It’s all about entertainment, melody, and beat,
but I’m a guy of words. What I’ve been
doing is out of the mainstream.
Your sister, who’s a bit of a tomboy, is in a
group called at 17. Is she also gay? Well, their business I don’t want to talk
about, but I can tell you I’m close to my
sister. I always call them the Hong Kong version of the
Indigo Girls -- or more like Tegan and Sara.
You do realize those artists are queer, right? Are they? Oops! Well, you can judge for
There’s a clip of you performing a cover of Kylie
Minogue’s “In Your Eyes” on
YouTube, from your Camping live show. You bring
quite a weight to the song. Yeah, it is heavy. Those songs [for
Camping], they speak something to me. When I
was choosing the songs, I really had to look at the
lyrics and retell the stories. But they don’t care
about [most of] the words I sing in Hong Kong -- only
the clever ones.
You use English words in a lot of your songs. Why? That’s how I grew up. There was English
taught in my school. We are supposed to be all
bilingual -- trilingual with Mandarin, Cantonese ,and
English -- but it really helps when you listen to a lot of
English songs and read the materials. Janice
Ian’s song "Light to Light" opened my world --
the line: "There’s wisdom in the teaching of the old
familiar songs, and there’s sorrow in repeating the
old familiar wrongs." When I started to listen to the
record, it started to grow inside me. That’s
what inspires me to focus on words first and maybe why
English words are thrown in here and there.
Have you ever been approached or pressured to sign
with a major label and go mainstream
Cantopop—complete with the glitzy costumes
and live shows? I cross over with those artists when I write
songs for them and sometimes we perform together. But
I never let them sign me. Even this year, right before
I came here, someone was asking me. But I always make my own
stand because people don’t like me doing
mainstream stuff like that by myself.
What is your love life like these days? My position is, "Don’t go to find them,
they will find you." Here and there they find me, but
I really have to concentrate on my career because I am
a one-man band. I have my own label, and I have to take care

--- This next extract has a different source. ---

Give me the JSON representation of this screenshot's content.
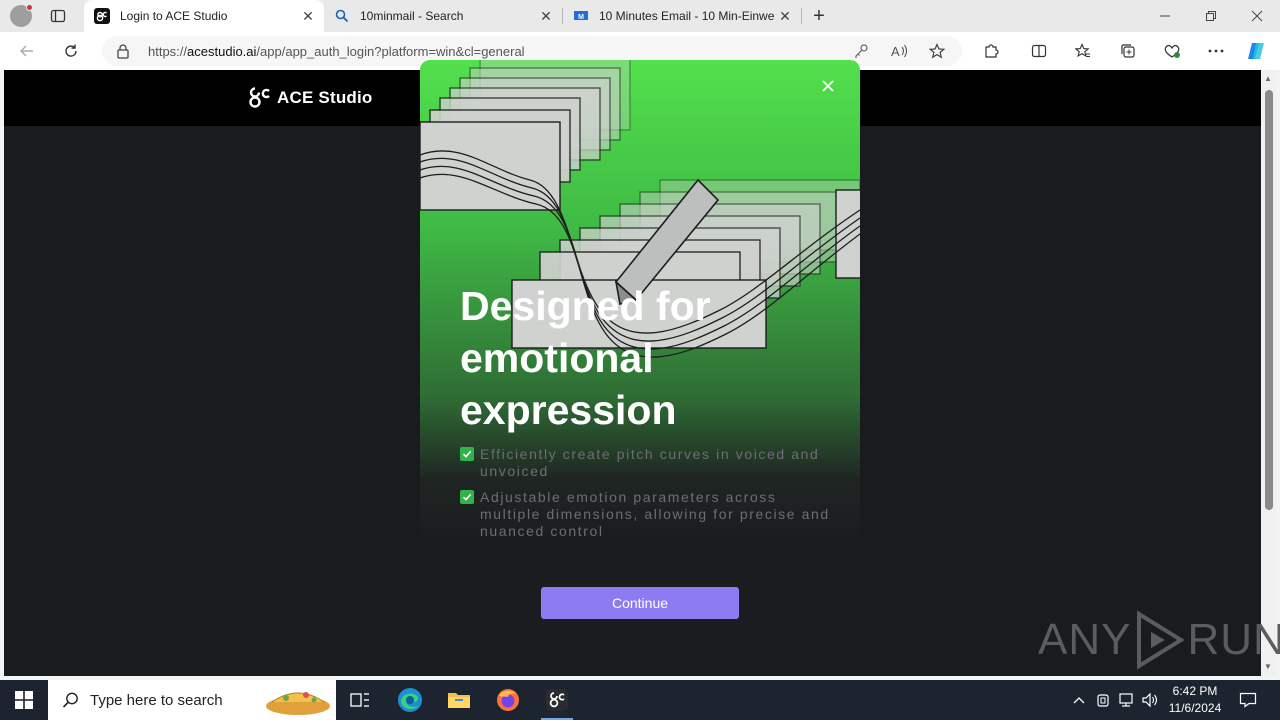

of so many things.”
Being a traveler, you could have a ship in every
port, so to speak. No! Oh, no. Wow. I wish. Not the case.
It’s too time-consuming.